Summary: A theological inquiry into the divine nature of Jesus Christ; His glorious pre-existence in the godhead and his condescension to human flesh.
ï¿½Of Tents and Timeless Worldsï¿½ by Matthew Everhard. A sermon on John 1:1-18. Originally preached at Hudson Presbyterian Church on March 25th 2007.
The Prince: Soren Kierkegaard the Danish theologian tells a story about a certain kingdom with a handsome prince. Now the prince was searching for a woman worthy enough to become his wife and to rule the land with him. But no one in the royal court could be found to please him. One day as he was running an errand for his father he glanced out the window of his golden-carriage and he happened to see a beautifully stunning maiden working in the fields. He was instantly struck. And so he decided to pursue her. He had a choice: he could show up at her village with his splendid uniform and six-horse carriage, and his entourage of attendants. But then how would he know if she truly loved him? She could just agree because she was overwhelmed by his power, of out of fear of punishment, or even out of greed. And so he chose an alternate plan: he endeavored to remove his royal garments (no more crown, nor scepter, nor purple robes!) and don the ragged clothing of a peasantï¿½tattered pants, worn shoes. Next he moved into the village and took a job as a common laborer. He worked his way into her life, placing himself in her path. And his wooing worked! The fairy tale ends as all fairy tales do. Itï¿½s the kind of story Disney would make a movie out of, or fathers would tell their daughters. As a parable, it has its flaws. Yet Kierkegaard saw a much deeper reality than a childrenï¿½s storyï¿½the truth of the incarnation of Christ.
The Apostle John: Begins His gospel with the truth of the Word-made-flesh. John has an amazing gift of writing. Of all the books in the New Testament, The Gospel of John has the simplest vocabulary. First year Greek students can begin translating it in a few months time. And yet if you had to ask which of the four gospels is the most profound, the most theological, the most stirringï¿½John takes it hands down. Only a real master can do that. He writes as one who has spent much time with Jesus. Johnï¿½s One Goal: In these first 18 verses of his gospel, called the prologue, John has one simple goal: to introduce his readers to his love, his passion, his consuming drive in life: Jesus Christ the Messiah. (Thatï¿½s a pretty worthy goal isnï¿½t it? To introduce human souls to Jesusï¿½and then get out of the way!)

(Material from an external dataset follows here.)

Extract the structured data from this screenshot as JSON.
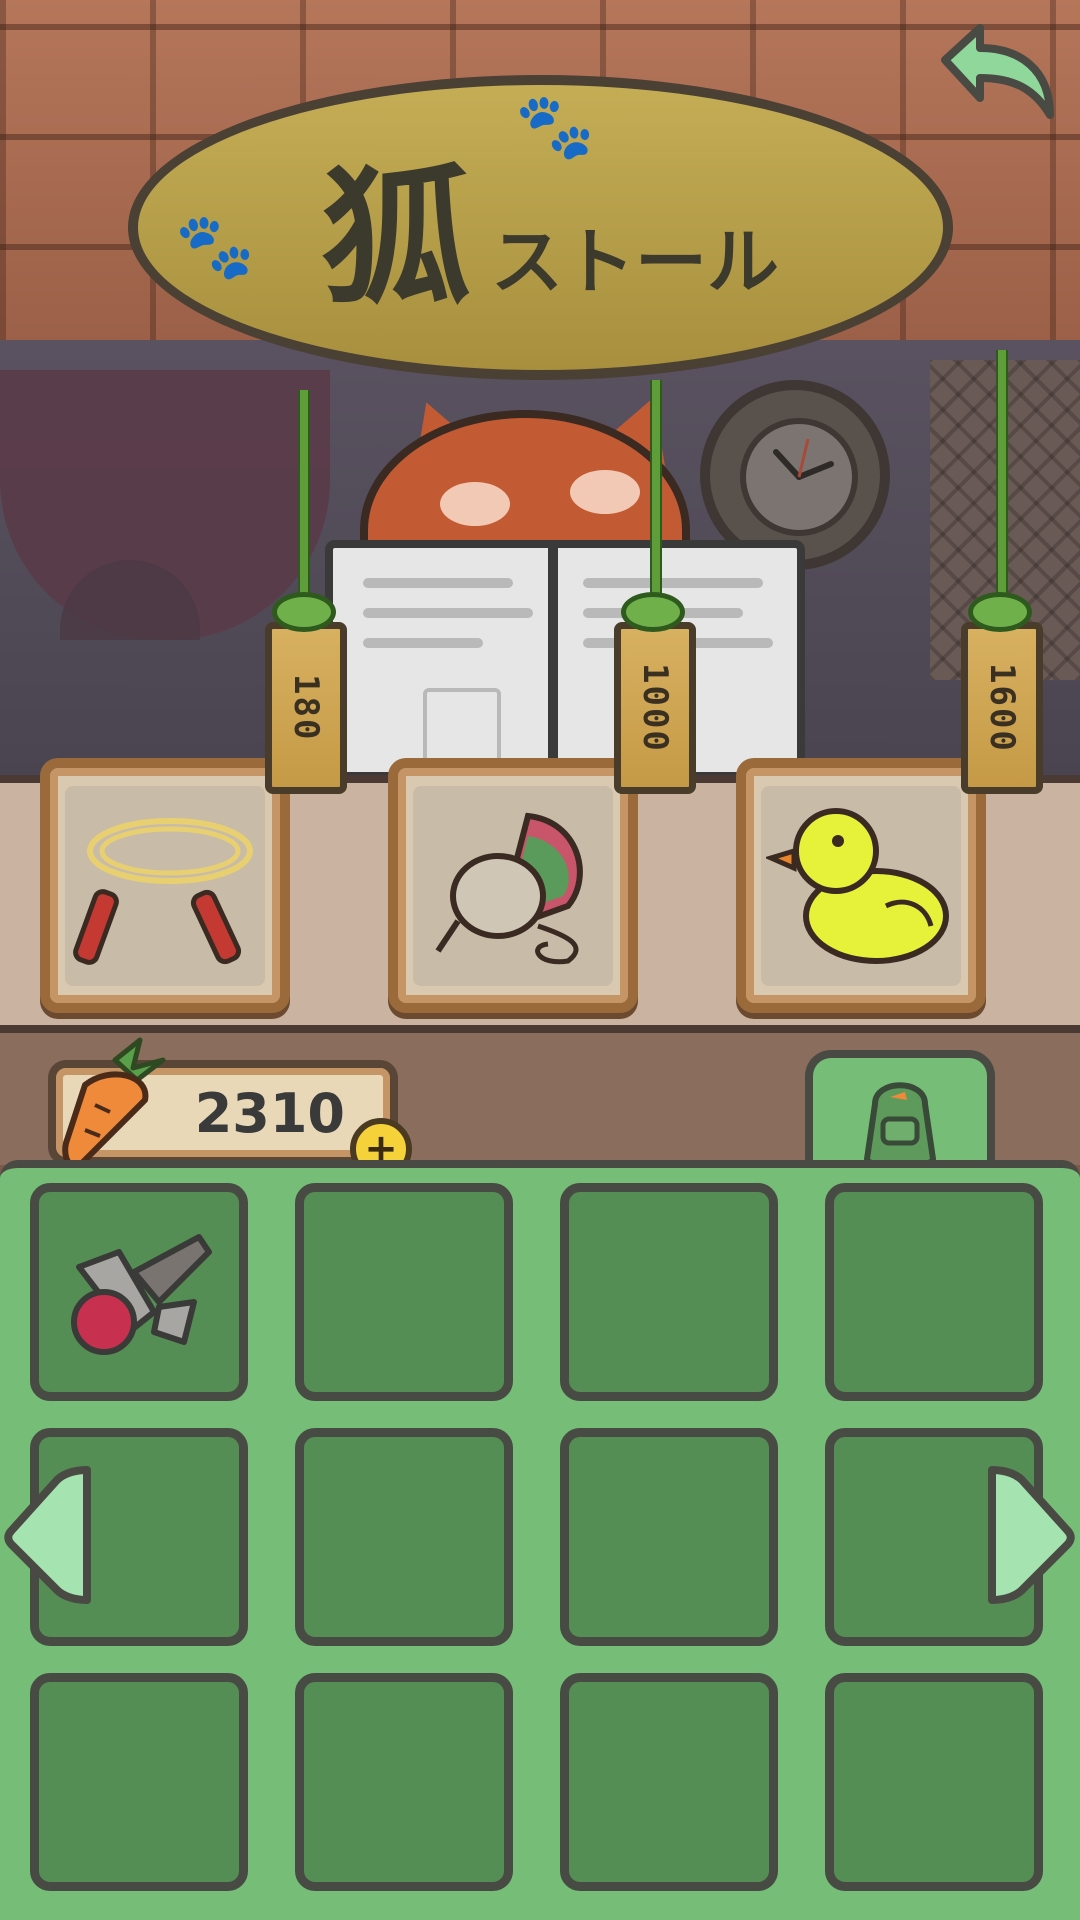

John 1:1: In the Beginning was the Word. Like any good writer, his first task is to draw in his audience. Even from the first line of the first verse, John has done something amazing. In six short words, John has connected with both his Jewish and his Gentile readers. How has he done that? For the Hebrews: He has started off his gospel with the same words that the book of Genesis began with, as if to say, ï¿½the story that I am about to tell you is a continuation of the Creation story!ï¿½ His Jewish readers would instantly connect. John says I am going to tell you about the One is who is both the continuation and the fulfillment of our ancient Creation story. He is called the Word because God spoke creation into existence.